Aside from more remote working as standard, how have the months of lockdown changed your company’s culture? And how will you carry them into the ‘new normal’, whether that means your team still works from home, they’re back in the physical workplace or perhaps a mix of the two?
Let’s look at lessons we’ve noticed from talking to our clients at HR GO - and how what we’ve experienced will influence how businesses do things differently in the months and even years to come...
Sense of camaraderie
The lockdown months brought on a national sense of camaraderie. Communities joined in solidarity to set up support groups or volunteer as helpers, with many of us coming outside to clap for carers every week.
This feeling of all being in it together extended to the brand new virtual workplaces up and down the country, too. At HR GO, we all made an extra effort to bond and acknowledge the exceptional moment we were all living through.
Now, as the national lockdown has eased, we’ve realised that this shared solidarity is something that teams can draw on for years to come. It sounds cliched but if you can get through a global pandemic you can get through anything, surely?
Feeling connected with other colleagues can be one of the first things to vanish when people are working apart.
Mindful of this fact, many teams have supercharged their efforts to keep communicating - whether that’s with group chats or one-on-one catch ups.
The result? Successful teams may well communicate far more remotely than when they’re in the same location.
Not just that, but they seem to make their time together count - and that means make meetings work harder, too.
No one knows when it will be safe for teams to gather together in one place again without any safety restrictions. Real face-to-face time will be even more precious than before, and employers should aim to get the maximum value from it.
It’s OK not to be OK

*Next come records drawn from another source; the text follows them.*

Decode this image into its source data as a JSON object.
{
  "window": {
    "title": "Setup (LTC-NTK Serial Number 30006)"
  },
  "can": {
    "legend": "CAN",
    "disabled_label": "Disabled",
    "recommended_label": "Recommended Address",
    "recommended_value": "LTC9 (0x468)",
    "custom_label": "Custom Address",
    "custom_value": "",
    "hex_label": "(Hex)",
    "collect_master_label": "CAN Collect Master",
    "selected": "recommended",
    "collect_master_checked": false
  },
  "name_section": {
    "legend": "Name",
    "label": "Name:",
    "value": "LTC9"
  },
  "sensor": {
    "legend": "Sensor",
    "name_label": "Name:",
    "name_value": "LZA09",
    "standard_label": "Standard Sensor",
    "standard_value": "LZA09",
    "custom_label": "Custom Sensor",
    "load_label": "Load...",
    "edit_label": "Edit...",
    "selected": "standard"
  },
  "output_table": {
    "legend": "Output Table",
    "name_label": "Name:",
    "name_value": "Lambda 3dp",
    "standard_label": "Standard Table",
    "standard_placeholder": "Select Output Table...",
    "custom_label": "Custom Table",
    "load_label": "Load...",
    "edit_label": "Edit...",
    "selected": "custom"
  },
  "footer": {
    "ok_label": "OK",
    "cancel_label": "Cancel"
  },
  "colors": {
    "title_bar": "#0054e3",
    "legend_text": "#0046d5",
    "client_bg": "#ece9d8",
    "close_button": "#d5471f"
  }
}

The pandemic has taken its toll on so many areas of life - including the nation’s mental and emotional health. As we’ve all been living through this uncertainty, it feels good to acknowledge how we’re feeling.

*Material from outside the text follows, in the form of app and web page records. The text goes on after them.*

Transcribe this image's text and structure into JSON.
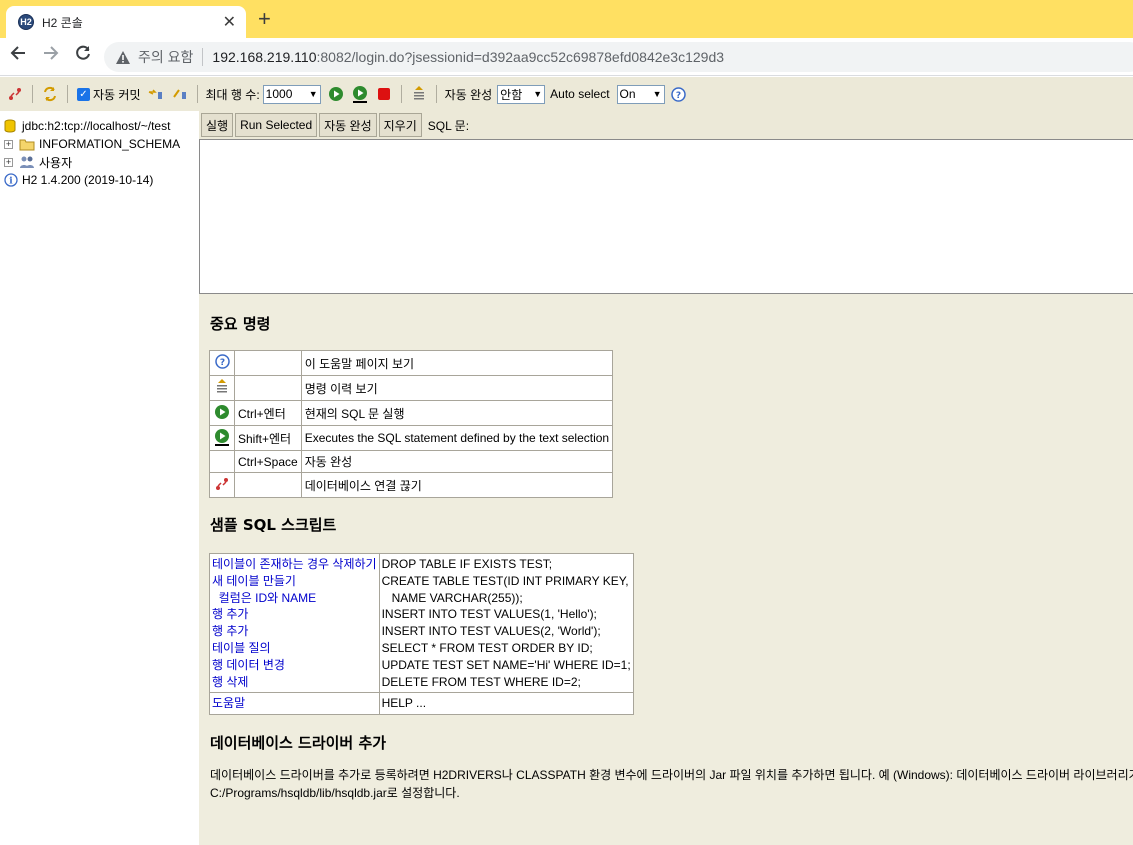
{
  "browser": {
    "tab_title": "H2 콘솔",
    "tab_favicon_text": "H2",
    "new_tab": "+",
    "close": "✕",
    "security_warning": "주의 요함",
    "url_host": "192.168.219.110",
    "url_rest": ":8082/login.do?jsessionid=d392aa9cc52c69878efd0842e3c129d3"
  },
  "toolbar": {
    "auto_commit_label": "자동 커밋",
    "max_rows_label": "최대 행 수:",
    "max_rows_value": "1000",
    "autocomplete_label": "자동 완성",
    "autocomplete_value": "안함",
    "auto_select_label": "Auto select",
    "auto_select_value": "On"
  },
  "tree": {
    "connection": "jdbc:h2:tcp://localhost/~/test",
    "schema": "INFORMATION_SCHEMA",
    "users": "사용자",
    "version": "H2 1.4.200 (2019-10-14)"
  },
  "query": {
    "run": "실행",
    "run_selected": "Run Selected",
    "autocomplete": "자동 완성",
    "clear": "지우기",
    "sql_label": "SQL 문:"
  },
  "help": {
    "important_title": "중요 명령",
    "commands": [
      {
        "icon": "help-icon",
        "key": "",
        "desc": "이 도움말 페이지 보기"
      },
      {
        "icon": "history-icon",
        "key": "",
        "desc": "명령 이력 보기"
      },
      {
        "icon": "run-icon",
        "key": "Ctrl+엔터",
        "desc": "현재의 SQL 문 실행"
      },
      {
        "icon": "run-selected-icon",
        "key": "Shift+엔터",
        "desc": "Executes the SQL statement defined by the text selection"
      },
      {
        "icon": "",
        "key": "Ctrl+Space",
        "desc": "자동 완성"
      },
      {
        "icon": "disconnect-icon",
        "key": "",
        "desc": "데이터베이스 연결 끊기"
      }
    ],
    "sample_title": "샘플 SQL 스크립트",
    "samples": [
      {
        "label": "테이블이 존재하는 경우 삭제하기",
        "sql": "DROP TABLE IF EXISTS TEST;"
      },
      {
        "label": "새 테이블 만들기",
        "sql": "CREATE TABLE TEST(ID INT PRIMARY KEY,"
      },
      {
        "label": "  컬럼은 ID와 NAME",
        "sql": "   NAME VARCHAR(255));"
      },
      {
        "label": "행 추가",
        "sql": "INSERT INTO TEST VALUES(1, 'Hello');"
      },
      {
        "label": "행 추가",
        "sql": "INSERT INTO TEST VALUES(2, 'World');"
      },
      {
        "label": "테이블 질의",
        "sql": "SELECT * FROM TEST ORDER BY ID;"
      },
      {
        "label": "행 데이터 변경",
        "sql": "UPDATE TEST SET NAME='Hi' WHERE ID=1;"
      },
      {
        "label": "행 삭제",
        "sql": "DELETE FROM TEST WHERE ID=2;"
      }
    ],
    "help_label": "도움말",
    "help_sql": "HELP ...",
    "driver_title": "데이터베이스 드라이버 추가",
    "driver_text_1": "데이터베이스 드라이버를 추가로 등록하려면 H2DRIVERS나 CLASSPATH 환경 변수에 드라이버의 Jar 파일 위치를 추가하면 됩니다. 예 (Windows): 데이터베이스 드라이버 라이브러리가",
    "driver_text_2": "C:/Programs/hsqldb/lib/hsqldb.jar로 설정합니다."
  }
}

Pre-2020, most employers had already realised that mental health should be treated with the same importance as physical health.
Now, promoting mental wellness in the workplace - wherever colleagues are located - should be even further up the priority list.
As we navigate our way through the next few months, it will be crucial to encourage employees to keep being honest about how they’re feeling, with plenty of personal check-ins. Just watch for anyone who does feel isolated among the team - and don’t assume that those who put on a brave face aren’t struggling in private.
And of course employees who struggled with mental health issues before this pandemic have had huge extra challenges and will need extra tailored support to help them cope.
Most of us have seen TV news clips of people being interrupted by young children wandering into home offices in the middle of interviews. School closures and lack of childcare made these unscripted cameos inevitable.
Of course, some situations (and roles) call for zero interruptions if possible. But remote working on a mass scale means that colleagues see other colleagues in their home environments - and we believe the world is better for that.
Through our chats with job candidates at HR GO we’ve known for years that many want to join employers who encourage them to bring their true selves to work.
And the fact that authenticity isn’t now viewed as unprofessional will make a more relaxed, real workplace when we do transition back to the office - crucial for attracting the very best candidates to your team.
Flexible work ethic
Before the pandemic, many employers had doubts about whether employees could be trusted to manage their workloads from home.
But businesses have had no choice: they’ve just had to count on staff to get on with their work, around other commitments like childcare and homeschooling.
The best employers have allowed their people to choose their working hours to fit what else is going on in their lives.
And if this way of working can succeed in even the most stressful of circumstances, surely it’s a sign that a flexible work ethic is the way forward?
The coronavirus pandemic has fundamentally changed the way we work, and - wherever your employees are set to be based over the next few months - it’s crucial to learn from any lessons lockdown has taught us all.